People continue to stream in, adding to the brightness in the scene. They make room, sliding along wooden pews with high sides dressed in ribbon and ancient legs creaking under the load. The magnificent old church seems to swell with pride; cradling a whole community, all anticipating the moments to come. The band stops playing mid phrase, the Minister clears his throat and the tone and tempo of a new song rings out through the nave…

Within ten minutes of the ceremony ending, all the noise of the congregation has drifted outside. The only remnant are the handful of musicians, clicking instrument cases open and rolling leads in a familiar routine. They chat and joke while they work, already making mention of the evenings delights to come, dancing yes – but mostly food and wine. While they are disassembling the speakers and stands destined for the van outside the building, a member of the regular Sunday congregation approaches them.

His expression is frustrated and his tone is angry. What follows was triggered by the discovery of several vases of flowers and short pews that had been removed from the altar and stacked in the vestry to make space for the musicians. He was also angry that they had played upbeat secular songs as the couple left the church. The congregation member uses this moment of disappointment to unload all his feelings about young people, new music, the importance of tradition, the tireless efforts of the team who organise the flowers every week and the utter disrespect most people have for the church.

The musicians stand in shock, absorbing it all and making their apologies and explanations about arrangements and what permissions were given by whom – all of which only fuels the anger towards them. After what feels like an awkwardly long period of time, the congregation member finishes his ranting and turns to leave. Under the heavy silence that settles on the space, the stunned musicians gradually return to their packing up routine.


  • Thinking back to weddings you have been part of, were there aspects of the experience that felt miraculous? Sacred? Prophetic? Spiritually nourishing?
  • What does it mean to the broader church when two young adults with a deep faith, to make a lifetime commitment to each other and want to do so in a Church?
  • How can we recognise when our commitment to tradition/status quo/the comfortable/familiar way we do things is preventing us from seeing and being present to sacred moments?
  • Where else in life is it possible for rules, practices, personal experiences and perceptions to blind us?
  • What are your top five tips for being a good neighbor/co-habitator in a multipurpose shared space that is used at different times by different groups?
  • What are Church buildings for?
  • What are meaningful ways to celebrate, honour and respect tradition without losing the ability to also grow and change.?
  • What kind of music is best for faith-based gatherings and why do we have it at all?
  • How do we talk to each other about rules, structures, values, practices that have outlived their fruitfulness?
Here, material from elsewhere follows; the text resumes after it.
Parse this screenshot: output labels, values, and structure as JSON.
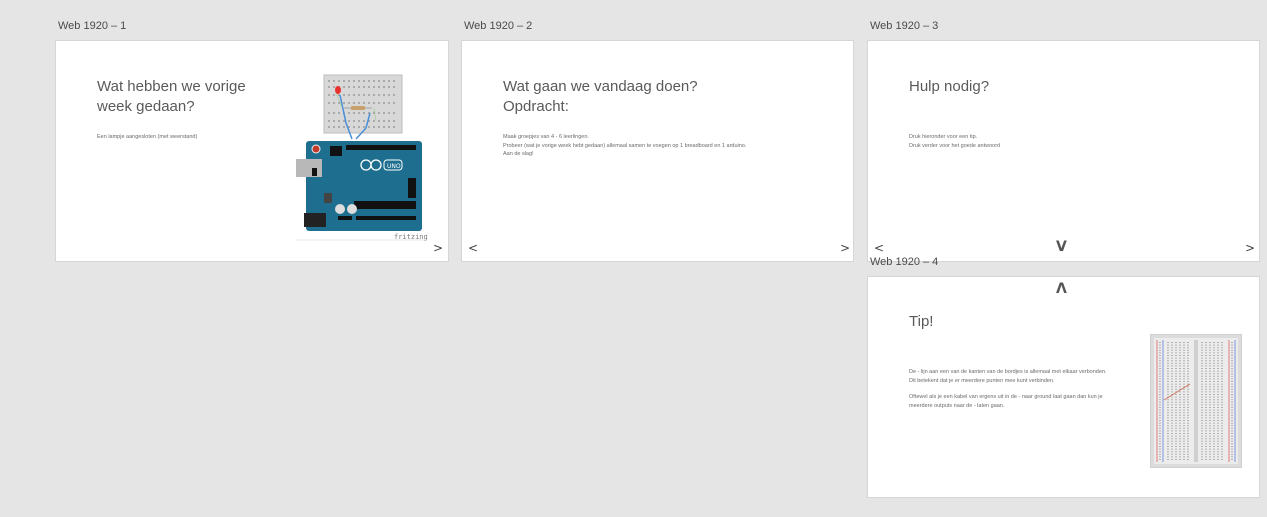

Have you ever seen these cross an invisible line where they have become limiting rather than life giving?

Wisdom from the pews

“Across the research one common cause of tension between innovators or new faith communities and the wider church was a lack of understanding. The purpose, shape, practices and needs of the new faith community or missional project were so different, that the two groups struggled to communicate clearly, build partnerships, share resources, or trust and respect each other.”

“ At worst, the research saw this expressed as blocking resources for the newer project, and the newer project then operating with a generally dismissive arrogance towards others. The dance of prioritising resources, honouring tradition, exploring new possibilities and letting go of the familiar is difficult and has to play out uniquely in each context. ”

“Beginning with one to one relationships and making time to keep communication open and listen deeply to each other are helpful foundations.”

Going deeper

Footpath Flowers by JonArno Lawson and Sydney Smith

A silent animation illustrating the gift of small moments, small gestures and young people. All while our attention may be elsewhere…